» **Provided entries**:
-- Opening Marker --
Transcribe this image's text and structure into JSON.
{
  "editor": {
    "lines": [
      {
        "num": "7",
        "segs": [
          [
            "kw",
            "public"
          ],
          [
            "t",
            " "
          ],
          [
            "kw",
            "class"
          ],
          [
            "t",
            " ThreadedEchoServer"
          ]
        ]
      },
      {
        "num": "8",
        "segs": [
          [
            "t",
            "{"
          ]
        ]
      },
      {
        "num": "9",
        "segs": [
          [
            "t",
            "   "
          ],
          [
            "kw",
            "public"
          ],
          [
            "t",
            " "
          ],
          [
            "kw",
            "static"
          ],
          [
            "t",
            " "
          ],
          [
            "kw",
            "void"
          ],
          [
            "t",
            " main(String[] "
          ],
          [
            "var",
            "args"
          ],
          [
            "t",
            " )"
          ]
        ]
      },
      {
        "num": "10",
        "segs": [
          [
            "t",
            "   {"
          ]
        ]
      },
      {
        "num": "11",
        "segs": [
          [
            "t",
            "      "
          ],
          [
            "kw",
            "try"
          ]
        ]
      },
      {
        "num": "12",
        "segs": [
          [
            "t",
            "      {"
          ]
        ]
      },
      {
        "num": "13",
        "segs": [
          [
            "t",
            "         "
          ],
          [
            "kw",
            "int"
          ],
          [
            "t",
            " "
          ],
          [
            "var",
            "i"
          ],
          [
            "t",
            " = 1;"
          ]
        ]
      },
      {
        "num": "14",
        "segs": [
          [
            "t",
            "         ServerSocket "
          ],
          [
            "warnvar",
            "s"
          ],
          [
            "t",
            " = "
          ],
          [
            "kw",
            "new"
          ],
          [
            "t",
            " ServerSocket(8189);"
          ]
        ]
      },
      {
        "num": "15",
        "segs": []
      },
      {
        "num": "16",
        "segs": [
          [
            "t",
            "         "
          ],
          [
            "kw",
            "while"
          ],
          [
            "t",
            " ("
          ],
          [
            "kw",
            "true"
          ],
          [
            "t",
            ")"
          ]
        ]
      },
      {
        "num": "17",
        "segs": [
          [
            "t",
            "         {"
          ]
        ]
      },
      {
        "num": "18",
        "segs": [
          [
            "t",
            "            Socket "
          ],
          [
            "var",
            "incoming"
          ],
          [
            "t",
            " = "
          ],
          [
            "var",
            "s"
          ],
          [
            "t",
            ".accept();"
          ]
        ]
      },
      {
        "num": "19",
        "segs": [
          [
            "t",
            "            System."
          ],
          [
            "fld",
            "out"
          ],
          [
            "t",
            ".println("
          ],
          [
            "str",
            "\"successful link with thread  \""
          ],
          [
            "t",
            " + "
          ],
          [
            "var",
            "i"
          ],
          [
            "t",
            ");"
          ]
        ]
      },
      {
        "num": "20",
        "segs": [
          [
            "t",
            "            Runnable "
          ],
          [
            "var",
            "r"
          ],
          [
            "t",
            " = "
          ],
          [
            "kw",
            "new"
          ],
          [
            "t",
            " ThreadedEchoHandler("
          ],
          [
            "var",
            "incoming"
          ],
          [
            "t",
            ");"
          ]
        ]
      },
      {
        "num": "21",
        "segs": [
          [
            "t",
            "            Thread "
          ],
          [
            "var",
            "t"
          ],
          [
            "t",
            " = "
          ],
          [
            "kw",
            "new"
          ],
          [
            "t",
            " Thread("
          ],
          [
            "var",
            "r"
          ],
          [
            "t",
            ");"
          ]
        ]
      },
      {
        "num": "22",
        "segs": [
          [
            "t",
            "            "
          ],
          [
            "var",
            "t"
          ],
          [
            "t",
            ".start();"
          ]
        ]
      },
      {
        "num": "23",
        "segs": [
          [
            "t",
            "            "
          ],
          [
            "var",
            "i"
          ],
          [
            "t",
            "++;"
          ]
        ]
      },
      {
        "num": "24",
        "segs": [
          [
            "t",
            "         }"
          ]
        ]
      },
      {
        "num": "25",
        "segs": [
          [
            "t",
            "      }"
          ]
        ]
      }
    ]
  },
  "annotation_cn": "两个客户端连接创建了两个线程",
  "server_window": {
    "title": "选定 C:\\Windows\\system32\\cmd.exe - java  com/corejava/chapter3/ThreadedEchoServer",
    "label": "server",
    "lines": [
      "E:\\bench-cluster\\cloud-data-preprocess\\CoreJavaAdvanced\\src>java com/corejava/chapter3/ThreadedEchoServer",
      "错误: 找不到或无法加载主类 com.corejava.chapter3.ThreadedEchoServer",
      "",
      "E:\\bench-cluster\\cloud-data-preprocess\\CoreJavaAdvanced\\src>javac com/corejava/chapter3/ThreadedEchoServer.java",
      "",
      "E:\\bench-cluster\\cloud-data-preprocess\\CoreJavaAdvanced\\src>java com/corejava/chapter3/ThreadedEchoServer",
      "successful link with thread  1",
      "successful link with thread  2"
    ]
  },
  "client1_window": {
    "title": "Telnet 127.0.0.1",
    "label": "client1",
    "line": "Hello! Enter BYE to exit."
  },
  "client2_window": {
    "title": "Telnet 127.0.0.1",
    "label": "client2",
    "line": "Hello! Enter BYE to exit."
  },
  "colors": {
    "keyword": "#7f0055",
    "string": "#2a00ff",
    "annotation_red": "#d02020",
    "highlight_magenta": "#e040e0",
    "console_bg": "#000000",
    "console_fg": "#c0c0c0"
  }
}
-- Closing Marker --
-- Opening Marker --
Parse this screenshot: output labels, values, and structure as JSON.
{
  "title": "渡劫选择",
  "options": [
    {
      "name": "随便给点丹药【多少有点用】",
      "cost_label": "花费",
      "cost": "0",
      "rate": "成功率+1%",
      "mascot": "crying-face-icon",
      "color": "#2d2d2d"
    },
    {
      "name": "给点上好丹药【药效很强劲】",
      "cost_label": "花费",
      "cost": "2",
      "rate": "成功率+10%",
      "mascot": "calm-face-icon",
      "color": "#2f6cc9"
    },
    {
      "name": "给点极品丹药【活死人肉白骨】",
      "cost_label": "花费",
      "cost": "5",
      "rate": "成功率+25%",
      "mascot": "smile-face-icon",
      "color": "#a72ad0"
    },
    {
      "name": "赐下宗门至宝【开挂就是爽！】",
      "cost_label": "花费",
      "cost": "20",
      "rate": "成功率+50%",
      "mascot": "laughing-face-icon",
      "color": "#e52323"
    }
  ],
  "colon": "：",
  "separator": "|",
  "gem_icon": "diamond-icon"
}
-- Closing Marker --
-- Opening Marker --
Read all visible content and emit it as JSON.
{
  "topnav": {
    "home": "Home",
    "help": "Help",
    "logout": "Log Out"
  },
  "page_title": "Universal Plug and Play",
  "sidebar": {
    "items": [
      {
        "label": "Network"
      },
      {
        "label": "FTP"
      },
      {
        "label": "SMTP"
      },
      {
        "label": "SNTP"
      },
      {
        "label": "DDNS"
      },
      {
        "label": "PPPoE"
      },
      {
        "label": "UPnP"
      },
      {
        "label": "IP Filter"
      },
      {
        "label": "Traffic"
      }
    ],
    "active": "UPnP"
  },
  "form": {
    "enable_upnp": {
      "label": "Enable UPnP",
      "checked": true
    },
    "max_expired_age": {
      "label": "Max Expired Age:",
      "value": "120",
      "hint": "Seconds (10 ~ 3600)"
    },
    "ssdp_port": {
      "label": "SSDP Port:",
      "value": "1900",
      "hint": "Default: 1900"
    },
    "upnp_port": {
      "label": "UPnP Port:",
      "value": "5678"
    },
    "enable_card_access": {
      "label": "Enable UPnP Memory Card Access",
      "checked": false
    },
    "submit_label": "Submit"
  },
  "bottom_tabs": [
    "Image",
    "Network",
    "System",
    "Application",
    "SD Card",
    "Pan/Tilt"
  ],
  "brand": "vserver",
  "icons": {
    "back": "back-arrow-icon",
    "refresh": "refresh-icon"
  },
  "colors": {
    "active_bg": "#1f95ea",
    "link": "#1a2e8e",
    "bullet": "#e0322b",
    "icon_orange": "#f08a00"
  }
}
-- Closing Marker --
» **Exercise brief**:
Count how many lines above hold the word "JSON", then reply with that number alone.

» **Answer to this problem**:
3